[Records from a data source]

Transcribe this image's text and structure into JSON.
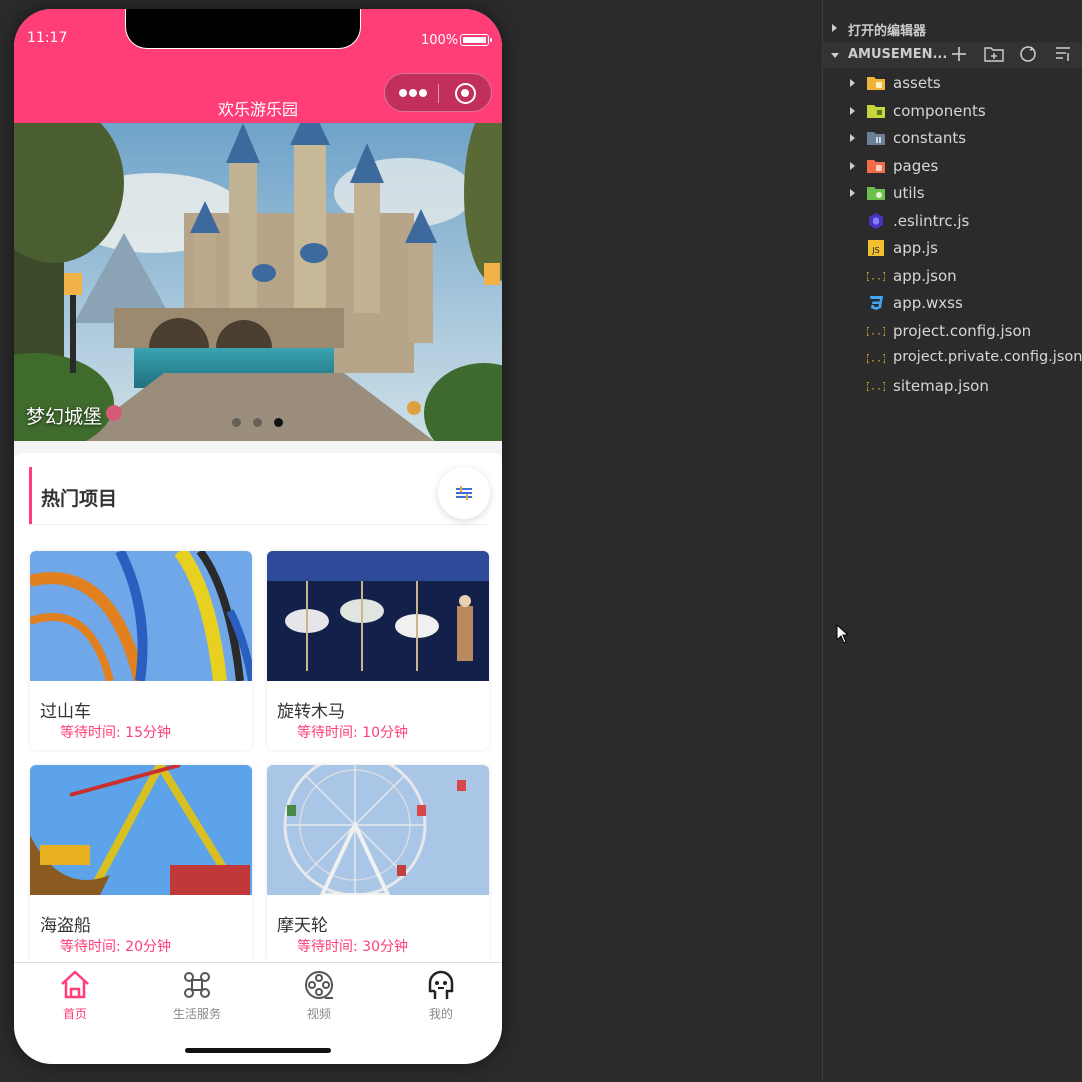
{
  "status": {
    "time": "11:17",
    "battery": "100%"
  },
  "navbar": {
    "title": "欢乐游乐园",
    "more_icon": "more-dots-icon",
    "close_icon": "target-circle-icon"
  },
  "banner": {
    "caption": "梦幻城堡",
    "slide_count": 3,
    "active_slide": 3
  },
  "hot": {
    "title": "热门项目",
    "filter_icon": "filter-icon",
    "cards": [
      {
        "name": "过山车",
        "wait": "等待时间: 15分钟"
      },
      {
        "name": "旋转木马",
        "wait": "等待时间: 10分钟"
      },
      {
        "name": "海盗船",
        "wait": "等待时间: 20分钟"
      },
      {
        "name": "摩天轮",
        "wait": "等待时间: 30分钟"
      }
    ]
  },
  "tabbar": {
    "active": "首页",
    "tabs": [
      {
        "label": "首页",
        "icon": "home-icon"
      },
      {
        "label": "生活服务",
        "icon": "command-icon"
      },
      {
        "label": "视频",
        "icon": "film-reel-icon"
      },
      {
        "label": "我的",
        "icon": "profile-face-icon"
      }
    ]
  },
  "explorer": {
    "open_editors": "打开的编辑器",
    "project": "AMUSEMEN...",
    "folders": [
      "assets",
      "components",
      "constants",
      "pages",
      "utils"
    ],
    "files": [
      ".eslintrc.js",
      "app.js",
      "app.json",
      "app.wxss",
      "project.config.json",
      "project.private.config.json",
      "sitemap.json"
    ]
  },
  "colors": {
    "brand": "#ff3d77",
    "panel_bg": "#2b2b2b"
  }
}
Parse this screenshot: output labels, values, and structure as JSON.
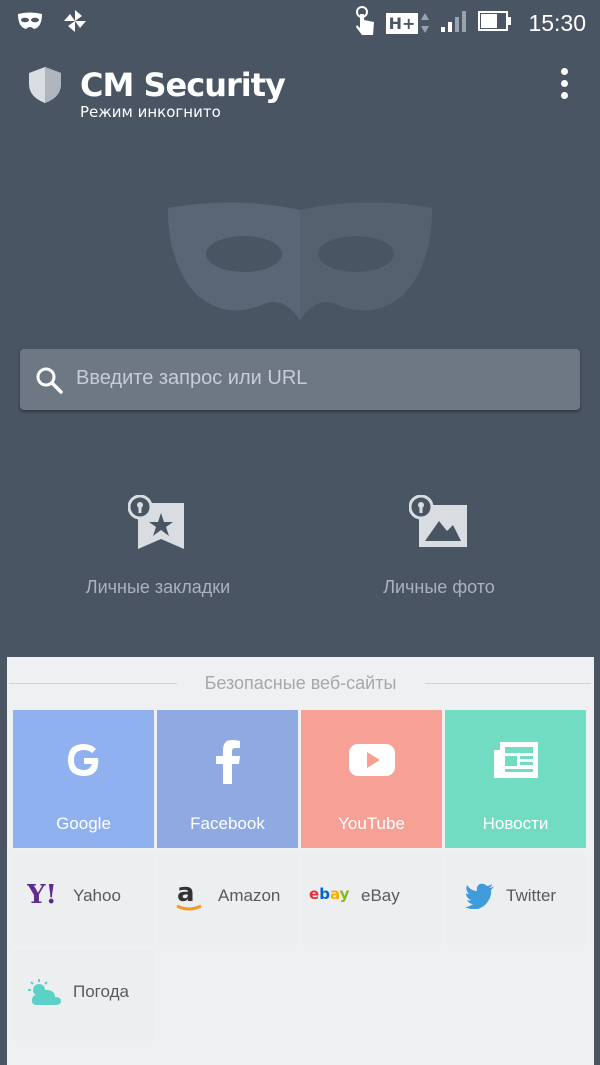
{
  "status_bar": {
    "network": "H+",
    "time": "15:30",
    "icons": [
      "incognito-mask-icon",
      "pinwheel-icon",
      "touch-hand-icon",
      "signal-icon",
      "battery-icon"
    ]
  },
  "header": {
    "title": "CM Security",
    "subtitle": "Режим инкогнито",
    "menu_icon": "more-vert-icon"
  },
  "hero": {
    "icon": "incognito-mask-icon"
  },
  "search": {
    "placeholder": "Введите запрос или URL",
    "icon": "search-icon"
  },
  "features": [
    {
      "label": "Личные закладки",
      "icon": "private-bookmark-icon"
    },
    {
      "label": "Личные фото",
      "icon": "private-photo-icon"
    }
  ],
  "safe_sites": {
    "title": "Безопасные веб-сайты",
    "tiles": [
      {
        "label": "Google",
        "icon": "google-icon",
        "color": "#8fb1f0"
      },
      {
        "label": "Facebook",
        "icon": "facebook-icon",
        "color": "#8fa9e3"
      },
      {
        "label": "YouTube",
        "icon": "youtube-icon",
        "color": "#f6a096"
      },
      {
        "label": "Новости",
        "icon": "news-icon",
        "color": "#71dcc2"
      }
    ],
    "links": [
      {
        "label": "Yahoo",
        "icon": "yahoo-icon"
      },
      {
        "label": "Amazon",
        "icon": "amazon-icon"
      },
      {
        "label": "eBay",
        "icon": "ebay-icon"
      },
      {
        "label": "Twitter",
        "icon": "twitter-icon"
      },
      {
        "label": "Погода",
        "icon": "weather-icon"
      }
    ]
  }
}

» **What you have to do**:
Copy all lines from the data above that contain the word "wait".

» **Answer section**:
        "wait": "等待时间: 15分钟"
        "wait": "等待时间: 10分钟"
        "wait": "等待时间: 20分钟"
        "wait": "等待时间: 30分钟"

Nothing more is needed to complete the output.